[Start of section]

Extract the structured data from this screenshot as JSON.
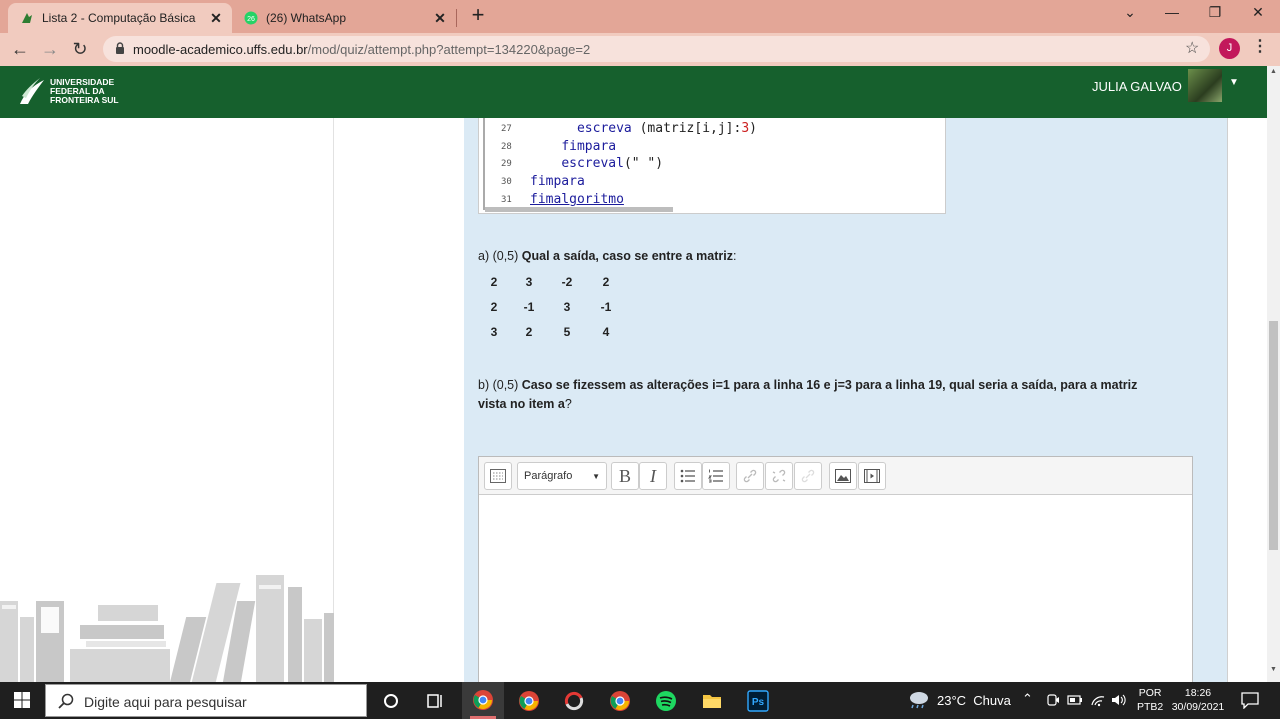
{
  "browser": {
    "tabs": [
      {
        "label": "Lista 2 - Computação Básica",
        "active": true
      },
      {
        "label": "(26) WhatsApp",
        "active": false,
        "badge": "26"
      }
    ],
    "new_tab": "+",
    "close_glyph": "✕",
    "window": {
      "chevron": "⌄",
      "minimize": "—",
      "restore": "❐",
      "close": "✕"
    },
    "url_host": "moodle-academico.uffs.edu.br",
    "url_path": "/mod/quiz/attempt.php?attempt=134220&page=2",
    "profile_initial": "J"
  },
  "moodle": {
    "logo_lines": [
      "UNIVERSIDADE",
      "FEDERAL DA",
      "FRONTEIRA SUL"
    ],
    "user_name": "JULIA GALVAO"
  },
  "code": {
    "lines": [
      {
        "n": "27",
        "indent": "      ",
        "kw": "escreva",
        "rest": " (matriz[i,j]:",
        "num": "3",
        "end": ")"
      },
      {
        "n": "28",
        "indent": "    ",
        "kw": "fimpara",
        "rest": "",
        "num": "",
        "end": ""
      },
      {
        "n": "29",
        "indent": "    ",
        "kw": "escreval",
        "rest": "(\" \")",
        "num": "",
        "end": ""
      },
      {
        "n": "30",
        "indent": "",
        "kw": "fimpara",
        "rest": "",
        "num": "",
        "end": ""
      },
      {
        "n": "31",
        "indent": "",
        "kw": "fimalgoritmo",
        "rest": "",
        "num": "",
        "end": ""
      }
    ]
  },
  "question": {
    "a_prefix": "a) (0,5) ",
    "a_bold": "Qual a saída, caso se entre a matriz",
    "a_suffix": ":",
    "matrix": [
      [
        "2",
        "3",
        "-2",
        "2"
      ],
      [
        "2",
        "-1",
        "3",
        "-1"
      ],
      [
        "3",
        "2",
        "5",
        "4"
      ]
    ],
    "b_prefix": "b) (0,5) ",
    "b_bold_1": "Caso se fizessem as alterações i=1 para a linha 16 e j=3 para a linha 19, qual seria a saída, para a matriz",
    "b_bold_2": "vista no item a",
    "b_suffix": "?"
  },
  "editor": {
    "paragraph_label": "Parágrafo",
    "bold": "B",
    "italic": "I"
  },
  "taskbar": {
    "search_placeholder": "Digite aqui para pesquisar",
    "weather": "23°C  Chuva",
    "lang_1": "POR",
    "lang_2": "PTB2",
    "time": "18:26",
    "date": "30/09/2021"
  },
  "colors": {
    "tabstrip": "#e3a697",
    "header_green": "#16602d",
    "panel_blue": "#dbeaf5",
    "taskbar": "#1f1f1f"
  }
}
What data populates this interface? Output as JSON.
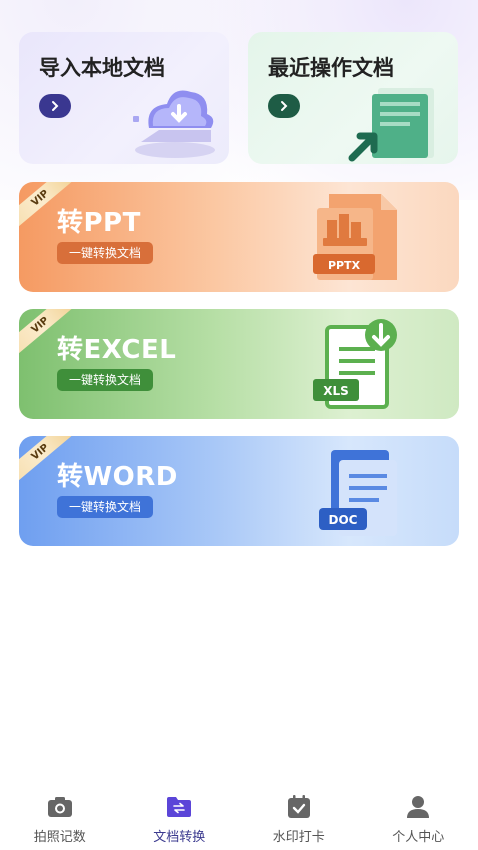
{
  "quick": {
    "import_label": "导入本地文档",
    "recent_label": "最近操作文档"
  },
  "convert": {
    "ppt": {
      "title": "转PPT",
      "subtitle": "一键转换文档",
      "badge": "VIP",
      "file_tag": "PPTX"
    },
    "excel": {
      "title": "转EXCEL",
      "subtitle": "一键转换文档",
      "badge": "VIP",
      "file_tag": "XLS"
    },
    "word": {
      "title": "转WORD",
      "subtitle": "一键转换文档",
      "badge": "VIP",
      "file_tag": "DOC"
    }
  },
  "tabs": [
    {
      "label": "拍照记数",
      "icon": "camera-icon",
      "active": false
    },
    {
      "label": "文档转换",
      "icon": "folder-convert-icon",
      "active": true
    },
    {
      "label": "水印打卡",
      "icon": "calendar-check-icon",
      "active": false
    },
    {
      "label": "个人中心",
      "icon": "user-icon",
      "active": false
    }
  ],
  "colors": {
    "accent": "#3b3a8f",
    "ppt": "#f59a62",
    "excel": "#7ec06f",
    "word": "#6f9ff0"
  }
}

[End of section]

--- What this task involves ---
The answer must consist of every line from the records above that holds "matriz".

--- Response to the task ---
        "rest": " (matriz[i,j]:",
    "a_bold": "Qual a saída, caso se entre a matriz",
    "b_bold_1": "Caso se fizessem as alterações i=1 para a linha 16 e j=3 para a linha 19, qual seria a saída, para a matriz",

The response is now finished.